Website and app data records:
--------

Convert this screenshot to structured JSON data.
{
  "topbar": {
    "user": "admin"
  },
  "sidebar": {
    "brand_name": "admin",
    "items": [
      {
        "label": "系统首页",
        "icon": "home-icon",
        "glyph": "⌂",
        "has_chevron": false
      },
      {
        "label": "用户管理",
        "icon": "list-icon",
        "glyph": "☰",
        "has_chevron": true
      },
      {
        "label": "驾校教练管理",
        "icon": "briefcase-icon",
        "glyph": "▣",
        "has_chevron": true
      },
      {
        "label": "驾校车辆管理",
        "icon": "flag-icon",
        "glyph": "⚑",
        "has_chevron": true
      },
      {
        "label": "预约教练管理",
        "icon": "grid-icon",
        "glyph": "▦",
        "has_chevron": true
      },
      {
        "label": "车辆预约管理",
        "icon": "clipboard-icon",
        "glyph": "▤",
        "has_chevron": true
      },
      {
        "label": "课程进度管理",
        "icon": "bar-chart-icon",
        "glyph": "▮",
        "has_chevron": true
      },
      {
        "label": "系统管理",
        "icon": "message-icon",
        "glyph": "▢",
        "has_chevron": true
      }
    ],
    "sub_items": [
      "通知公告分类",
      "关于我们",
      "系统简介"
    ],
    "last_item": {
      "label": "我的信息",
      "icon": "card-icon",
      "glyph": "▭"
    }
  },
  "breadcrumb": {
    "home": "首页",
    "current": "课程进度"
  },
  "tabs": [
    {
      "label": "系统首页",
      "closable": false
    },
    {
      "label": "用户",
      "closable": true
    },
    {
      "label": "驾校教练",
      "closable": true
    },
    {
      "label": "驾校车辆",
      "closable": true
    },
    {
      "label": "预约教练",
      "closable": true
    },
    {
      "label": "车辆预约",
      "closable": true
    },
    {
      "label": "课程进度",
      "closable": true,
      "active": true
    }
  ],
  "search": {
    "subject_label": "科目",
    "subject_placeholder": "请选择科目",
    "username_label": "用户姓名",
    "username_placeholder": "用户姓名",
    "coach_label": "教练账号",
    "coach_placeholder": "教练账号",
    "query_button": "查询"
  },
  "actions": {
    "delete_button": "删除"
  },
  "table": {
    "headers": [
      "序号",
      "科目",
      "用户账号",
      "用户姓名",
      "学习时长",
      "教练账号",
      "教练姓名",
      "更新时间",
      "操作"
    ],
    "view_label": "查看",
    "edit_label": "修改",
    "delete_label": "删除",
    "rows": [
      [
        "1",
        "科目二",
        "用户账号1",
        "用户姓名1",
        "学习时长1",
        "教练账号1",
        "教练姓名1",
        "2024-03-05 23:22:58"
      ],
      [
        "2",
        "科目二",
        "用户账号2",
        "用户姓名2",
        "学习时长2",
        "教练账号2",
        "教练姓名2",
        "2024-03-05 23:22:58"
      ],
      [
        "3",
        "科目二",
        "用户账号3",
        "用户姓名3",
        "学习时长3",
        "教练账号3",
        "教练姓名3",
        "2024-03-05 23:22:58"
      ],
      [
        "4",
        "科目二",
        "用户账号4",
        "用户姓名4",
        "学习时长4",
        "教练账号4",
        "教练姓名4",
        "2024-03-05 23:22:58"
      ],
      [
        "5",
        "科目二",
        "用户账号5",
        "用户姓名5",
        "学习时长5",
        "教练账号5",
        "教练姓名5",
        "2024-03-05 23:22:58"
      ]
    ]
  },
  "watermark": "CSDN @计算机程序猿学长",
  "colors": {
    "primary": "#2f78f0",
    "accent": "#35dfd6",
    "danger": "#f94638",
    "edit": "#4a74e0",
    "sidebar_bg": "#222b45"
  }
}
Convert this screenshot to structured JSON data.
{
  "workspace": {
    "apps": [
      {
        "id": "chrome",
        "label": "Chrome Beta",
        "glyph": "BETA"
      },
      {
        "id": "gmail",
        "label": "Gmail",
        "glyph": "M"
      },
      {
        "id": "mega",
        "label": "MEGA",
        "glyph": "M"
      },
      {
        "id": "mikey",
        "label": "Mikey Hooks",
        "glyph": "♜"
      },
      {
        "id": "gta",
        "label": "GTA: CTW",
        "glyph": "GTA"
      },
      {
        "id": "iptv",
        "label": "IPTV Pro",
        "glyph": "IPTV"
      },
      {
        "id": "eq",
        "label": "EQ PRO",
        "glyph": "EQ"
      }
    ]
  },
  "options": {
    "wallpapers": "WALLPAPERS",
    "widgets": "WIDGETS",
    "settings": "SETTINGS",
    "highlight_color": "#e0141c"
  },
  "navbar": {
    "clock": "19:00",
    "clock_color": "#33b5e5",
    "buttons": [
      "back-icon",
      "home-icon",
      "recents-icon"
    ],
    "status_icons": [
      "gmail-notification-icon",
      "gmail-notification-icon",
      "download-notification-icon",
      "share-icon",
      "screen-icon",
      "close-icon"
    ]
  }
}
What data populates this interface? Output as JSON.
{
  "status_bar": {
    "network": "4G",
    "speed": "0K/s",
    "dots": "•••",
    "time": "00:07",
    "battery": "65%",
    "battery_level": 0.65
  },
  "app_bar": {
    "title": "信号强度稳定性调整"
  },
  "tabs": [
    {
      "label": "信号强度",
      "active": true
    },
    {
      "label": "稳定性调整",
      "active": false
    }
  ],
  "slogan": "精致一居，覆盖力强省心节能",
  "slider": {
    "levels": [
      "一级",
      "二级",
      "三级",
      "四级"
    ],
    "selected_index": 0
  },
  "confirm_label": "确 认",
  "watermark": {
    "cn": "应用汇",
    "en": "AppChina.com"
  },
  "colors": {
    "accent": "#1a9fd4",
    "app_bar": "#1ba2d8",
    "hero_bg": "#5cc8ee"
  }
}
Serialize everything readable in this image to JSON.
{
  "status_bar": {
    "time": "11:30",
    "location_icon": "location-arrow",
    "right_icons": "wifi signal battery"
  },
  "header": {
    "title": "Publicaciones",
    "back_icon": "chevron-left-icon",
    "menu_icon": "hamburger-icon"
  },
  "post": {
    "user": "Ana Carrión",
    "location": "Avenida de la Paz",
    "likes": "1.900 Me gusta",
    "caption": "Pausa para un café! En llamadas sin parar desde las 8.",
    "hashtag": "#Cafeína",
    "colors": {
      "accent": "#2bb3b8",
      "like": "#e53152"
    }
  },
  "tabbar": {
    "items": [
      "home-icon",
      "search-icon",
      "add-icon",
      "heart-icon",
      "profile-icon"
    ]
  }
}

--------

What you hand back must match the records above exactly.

* The completed task
Convert this screenshot to structured JSON data.
{
  "topbar": {
    "user": "admin"
  },
  "sidebar": {
    "brand_name": "admin",
    "items": [
      {
        "label": "系统首页",
        "icon": "home-icon",
        "glyph": "⌂",
        "has_chevron": false
      },
      {
        "label": "用户管理",
        "icon": "list-icon",
        "glyph": "☰",
        "has_chevron": true
      },
      {
        "label": "驾校教练管理",
        "icon": "briefcase-icon",
        "glyph": "▣",
        "has_chevron": true
      },
      {
        "label": "驾校车辆管理",
        "icon": "flag-icon",
        "glyph": "⚑",
        "has_chevron": true
      },
      {
        "label": "预约教练管理",
        "icon": "grid-icon",
        "glyph": "▦",
        "has_chevron": true
      },
      {
        "label": "车辆预约管理",
        "icon": "clipboard-icon",
        "glyph": "▤",
        "has_chevron": true
      },
      {
        "label": "课程进度管理",
        "icon": "bar-chart-icon",
        "glyph": "▮",
        "has_chevron": true
      },
      {
        "label": "系统管理",
        "icon": "message-icon",
        "glyph": "▢",
        "has_chevron": true
      }
    ],
    "sub_items": [
      "通知公告分类",
      "关于我们",
      "系统简介"
    ],
    "last_item": {
      "label": "我的信息",
      "icon": "card-icon",
      "glyph": "▭"
    }
  },
  "breadcrumb": {
    "home": "首页",
    "current": "课程进度"
  },
  "tabs": [
    {
      "label": "系统首页",
      "closable": false
    },
    {
      "label": "用户",
      "closable": true
    },
    {
      "label": "驾校教练",
      "closable": true
    },
    {
      "label": "驾校车辆",
      "closable": true
    },
    {
      "label": "预约教练",
      "closable": true
    },
    {
      "label": "车辆预约",
      "closable": true
    },
    {
      "label": "课程进度",
      "closable": true,
      "active": true
    }
  ],
  "search": {
    "subject_label": "科目",
    "subject_placeholder": "请选择科目",
    "username_label": "用户姓名",
    "username_placeholder": "用户姓名",
    "coach_label": "教练账号",
    "coach_placeholder": "教练账号",
    "query_button": "查询"
  },
  "actions": {
    "delete_button": "删除"
  },
  "table": {
    "headers": [
      "序号",
      "科目",
      "用户账号",
      "用户姓名",
      "学习时长",
      "教练账号",
      "教练姓名",
      "更新时间",
      "操作"
    ],
    "view_label": "查看",
    "edit_label": "修改",
    "delete_label": "删除",
    "rows": [
      [
        "1",
        "科目二",
        "用户账号1",
        "用户姓名1",
        "学习时长1",
        "教练账号1",
        "教练姓名1",
        "2024-03-05 23:22:58"
      ],
      [
        "2",
        "科目二",
        "用户账号2",
        "用户姓名2",
        "学习时长2",
        "教练账号2",
        "教练姓名2",
        "2024-03-05 23:22:58"
      ],
      [
        "3",
        "科目二",
        "用户账号3",
        "用户姓名3",
        "学习时长3",
        "教练账号3",
        "教练姓名3",
        "2024-03-05 23:22:58"
      ],
      [
        "4",
        "科目二",
        "用户账号4",
        "用户姓名4",
        "学习时长4",
        "教练账号4",
        "教练姓名4",
        "2024-03-05 23:22:58"
      ],
      [
        "5",
        "科目二",
        "用户账号5",
        "用户姓名5",
        "学习时长5",
        "教练账号5",
        "教练姓名5",
        "2024-03-05 23:22:58"
      ]
    ]
  },
  "watermark": "CSDN @计算机程序猿学长",
  "colors": {
    "primary": "#2f78f0",
    "accent": "#35dfd6",
    "danger": "#f94638",
    "edit": "#4a74e0",
    "sidebar_bg": "#222b45"
  }
}
Convert this screenshot to structured JSON data.
{
  "workspace": {
    "apps": [
      {
        "id": "chrome",
        "label": "Chrome Beta",
        "glyph": "BETA"
      },
      {
        "id": "gmail",
        "label": "Gmail",
        "glyph": "M"
      },
      {
        "id": "mega",
        "label": "MEGA",
        "glyph": "M"
      },
      {
        "id": "mikey",
        "label": "Mikey Hooks",
        "glyph": "♜"
      },
      {
        "id": "gta",
        "label": "GTA: CTW",
        "glyph": "GTA"
      },
      {
        "id": "iptv",
        "label": "IPTV Pro",
        "glyph": "IPTV"
      },
      {
        "id": "eq",
        "label": "EQ PRO",
        "glyph": "EQ"
      }
    ]
  },
  "options": {
    "wallpapers": "WALLPAPERS",
    "widgets": "WIDGETS",
    "settings": "SETTINGS",
    "highlight_color": "#e0141c"
  },
  "navbar": {
    "clock": "19:00",
    "clock_color": "#33b5e5",
    "buttons": [
      "back-icon",
      "home-icon",
      "recents-icon"
    ],
    "status_icons": [
      "gmail-notification-icon",
      "gmail-notification-icon",
      "download-notification-icon",
      "share-icon",
      "screen-icon",
      "close-icon"
    ]
  }
}
What data populates this interface? Output as JSON.
{
  "status_bar": {
    "network": "4G",
    "speed": "0K/s",
    "dots": "•••",
    "time": "00:07",
    "battery": "65%",
    "battery_level": 0.65
  },
  "app_bar": {
    "title": "信号强度稳定性调整"
  },
  "tabs": [
    {
      "label": "信号强度",
      "active": true
    },
    {
      "label": "稳定性调整",
      "active": false
    }
  ],
  "slogan": "精致一居，覆盖力强省心节能",
  "slider": {
    "levels": [
      "一级",
      "二级",
      "三级",
      "四级"
    ],
    "selected_index": 0
  },
  "confirm_label": "确 认",
  "watermark": {
    "cn": "应用汇",
    "en": "AppChina.com"
  },
  "colors": {
    "accent": "#1a9fd4",
    "app_bar": "#1ba2d8",
    "hero_bg": "#5cc8ee"
  }
}
Serialize everything readable in this image to JSON.
{
  "status_bar": {
    "time": "11:30",
    "location_icon": "location-arrow",
    "right_icons": "wifi signal battery"
  },
  "header": {
    "title": "Publicaciones",
    "back_icon": "chevron-left-icon",
    "menu_icon": "hamburger-icon"
  },
  "post": {
    "user": "Ana Carrión",
    "location": "Avenida de la Paz",
    "likes": "1.900 Me gusta",
    "caption": "Pausa para un café! En llamadas sin parar desde las 8.",
    "hashtag": "#Cafeína",
    "colors": {
      "accent": "#2bb3b8",
      "like": "#e53152"
    }
  },
  "tabbar": {
    "items": [
      "home-icon",
      "search-icon",
      "add-icon",
      "heart-icon",
      "profile-icon"
    ]
  }
}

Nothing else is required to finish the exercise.